▶ Your objective:
Print all of the records below again without a single difference.

------

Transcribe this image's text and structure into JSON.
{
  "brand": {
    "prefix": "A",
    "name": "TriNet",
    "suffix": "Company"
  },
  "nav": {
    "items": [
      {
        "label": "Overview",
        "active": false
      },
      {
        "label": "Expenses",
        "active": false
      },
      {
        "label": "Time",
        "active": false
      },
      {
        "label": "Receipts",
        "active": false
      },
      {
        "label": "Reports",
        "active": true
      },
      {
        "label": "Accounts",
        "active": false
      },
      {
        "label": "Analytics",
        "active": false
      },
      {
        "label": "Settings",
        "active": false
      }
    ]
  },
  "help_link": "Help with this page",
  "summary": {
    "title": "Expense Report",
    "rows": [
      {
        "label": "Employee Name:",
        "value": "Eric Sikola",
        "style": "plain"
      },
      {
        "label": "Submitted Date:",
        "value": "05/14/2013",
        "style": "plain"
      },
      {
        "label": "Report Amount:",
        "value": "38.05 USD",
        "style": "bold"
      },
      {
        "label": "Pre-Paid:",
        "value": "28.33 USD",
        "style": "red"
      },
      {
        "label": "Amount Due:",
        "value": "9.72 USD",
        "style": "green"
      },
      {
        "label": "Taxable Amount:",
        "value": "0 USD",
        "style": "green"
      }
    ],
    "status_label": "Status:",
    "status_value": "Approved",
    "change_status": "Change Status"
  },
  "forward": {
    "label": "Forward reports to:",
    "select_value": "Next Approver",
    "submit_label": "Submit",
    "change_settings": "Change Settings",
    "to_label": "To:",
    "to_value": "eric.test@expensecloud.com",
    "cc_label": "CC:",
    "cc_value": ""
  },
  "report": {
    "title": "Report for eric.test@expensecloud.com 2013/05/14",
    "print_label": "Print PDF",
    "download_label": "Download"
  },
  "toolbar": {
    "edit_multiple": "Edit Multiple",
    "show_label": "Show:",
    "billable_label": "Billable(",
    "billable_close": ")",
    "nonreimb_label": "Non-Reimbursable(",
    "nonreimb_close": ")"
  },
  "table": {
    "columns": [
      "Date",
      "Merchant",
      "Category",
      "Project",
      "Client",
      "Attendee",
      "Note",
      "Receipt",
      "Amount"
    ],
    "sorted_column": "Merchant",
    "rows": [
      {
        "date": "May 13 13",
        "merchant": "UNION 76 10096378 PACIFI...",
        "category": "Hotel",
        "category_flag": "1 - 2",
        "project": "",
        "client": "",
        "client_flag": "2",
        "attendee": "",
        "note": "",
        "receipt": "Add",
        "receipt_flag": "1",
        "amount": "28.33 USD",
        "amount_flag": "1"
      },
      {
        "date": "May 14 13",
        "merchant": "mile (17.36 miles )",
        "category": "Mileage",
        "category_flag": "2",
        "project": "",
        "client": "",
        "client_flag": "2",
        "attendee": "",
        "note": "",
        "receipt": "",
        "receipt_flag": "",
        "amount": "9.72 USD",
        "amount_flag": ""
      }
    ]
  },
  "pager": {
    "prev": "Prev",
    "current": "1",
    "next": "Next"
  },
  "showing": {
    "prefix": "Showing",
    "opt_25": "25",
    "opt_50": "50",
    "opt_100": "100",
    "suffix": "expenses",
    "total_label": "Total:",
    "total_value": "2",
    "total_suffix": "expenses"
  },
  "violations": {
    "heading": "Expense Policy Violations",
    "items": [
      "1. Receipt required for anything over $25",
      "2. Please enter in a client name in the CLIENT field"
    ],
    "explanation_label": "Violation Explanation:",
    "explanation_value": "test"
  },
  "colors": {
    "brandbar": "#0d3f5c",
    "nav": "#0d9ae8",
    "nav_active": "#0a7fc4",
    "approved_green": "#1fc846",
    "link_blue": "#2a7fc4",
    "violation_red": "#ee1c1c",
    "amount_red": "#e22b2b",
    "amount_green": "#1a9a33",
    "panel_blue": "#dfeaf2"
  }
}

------

▶ Solution to the exercise:
Transcribe this image's text and structure into JSON.
{
  "brand": {
    "prefix": "A",
    "name": "TriNet",
    "suffix": "Company"
  },
  "nav": {
    "items": [
      {
        "label": "Overview",
        "active": false
      },
      {
        "label": "Expenses",
        "active": false
      },
      {
        "label": "Time",
        "active": false
      },
      {
        "label": "Receipts",
        "active": false
      },
      {
        "label": "Reports",
        "active": true
      },
      {
        "label": "Accounts",
        "active": false
      },
      {
        "label": "Analytics",
        "active": false
      },
      {
        "label": "Settings",
        "active": false
      }
    ]
  },
  "help_link": "Help with this page",
  "summary": {
    "title": "Expense Report",
    "rows": [
      {
        "label": "Employee Name:",
        "value": "Eric Sikola",
        "style": "plain"
      },
      {
        "label": "Submitted Date:",
        "value": "05/14/2013",
        "style": "plain"
      },
      {
        "label": "Report Amount:",
        "value": "38.05 USD",
        "style": "bold"
      },
      {
        "label": "Pre-Paid:",
        "value": "28.33 USD",
        "style": "red"
      },
      {
        "label": "Amount Due:",
        "value": "9.72 USD",
        "style": "green"
      },
      {
        "label": "Taxable Amount:",
        "value": "0 USD",
        "style": "green"
      }
    ],
    "status_label": "Status:",
    "status_value": "Approved",
    "change_status": "Change Status"
  },
  "forward": {
    "label": "Forward reports to:",
    "select_value": "Next Approver",
    "submit_label": "Submit",
    "change_settings": "Change Settings",
    "to_label": "To:",
    "to_value": "eric.test@expensecloud.com",
    "cc_label": "CC:",
    "cc_value": ""
  },
  "report": {
    "title": "Report for eric.test@expensecloud.com 2013/05/14",
    "print_label": "Print PDF",
    "download_label": "Download"
  },
  "toolbar": {
    "edit_multiple": "Edit Multiple",
    "show_label": "Show:",
    "billable_label": "Billable(",
    "billable_close": ")",
    "nonreimb_label": "Non-Reimbursable(",
    "nonreimb_close": ")"
  },
  "table": {
    "columns": [
      "Date",
      "Merchant",
      "Category",
      "Project",
      "Client",
      "Attendee",
      "Note",
      "Receipt",
      "Amount"
    ],
    "sorted_column": "Merchant",
    "rows": [
      {
        "date": "May 13 13",
        "merchant": "UNION 76 10096378 PACIFI...",
        "category": "Hotel",
        "category_flag": "1 - 2",
        "project": "",
        "client": "",
        "client_flag": "2",
        "attendee": "",
        "note": "",
        "receipt": "Add",
        "receipt_flag": "1",
        "amount": "28.33 USD",
        "amount_flag": "1"
      },
      {
        "date": "May 14 13",
        "merchant": "mile (17.36 miles )",
        "category": "Mileage",
        "category_flag": "2",
        "project": "",
        "client": "",
        "client_flag": "2",
        "attendee": "",
        "note": "",
        "receipt": "",
        "receipt_flag": "",
        "amount": "9.72 USD",
        "amount_flag": ""
      }
    ]
  },
  "pager": {
    "prev": "Prev",
    "current": "1",
    "next": "Next"
  },
  "showing": {
    "prefix": "Showing",
    "opt_25": "25",
    "opt_50": "50",
    "opt_100": "100",
    "suffix": "expenses",
    "total_label": "Total:",
    "total_value": "2",
    "total_suffix": "expenses"
  },
  "violations": {
    "heading": "Expense Policy Violations",
    "items": [
      "1. Receipt required for anything over $25",
      "2. Please enter in a client name in the CLIENT field"
    ],
    "explanation_label": "Violation Explanation:",
    "explanation_value": "test"
  },
  "colors": {
    "brandbar": "#0d3f5c",
    "nav": "#0d9ae8",
    "nav_active": "#0a7fc4",
    "approved_green": "#1fc846",
    "link_blue": "#2a7fc4",
    "violation_red": "#ee1c1c",
    "amount_red": "#e22b2b",
    "amount_green": "#1a9a33",
    "panel_blue": "#dfeaf2"
  }
}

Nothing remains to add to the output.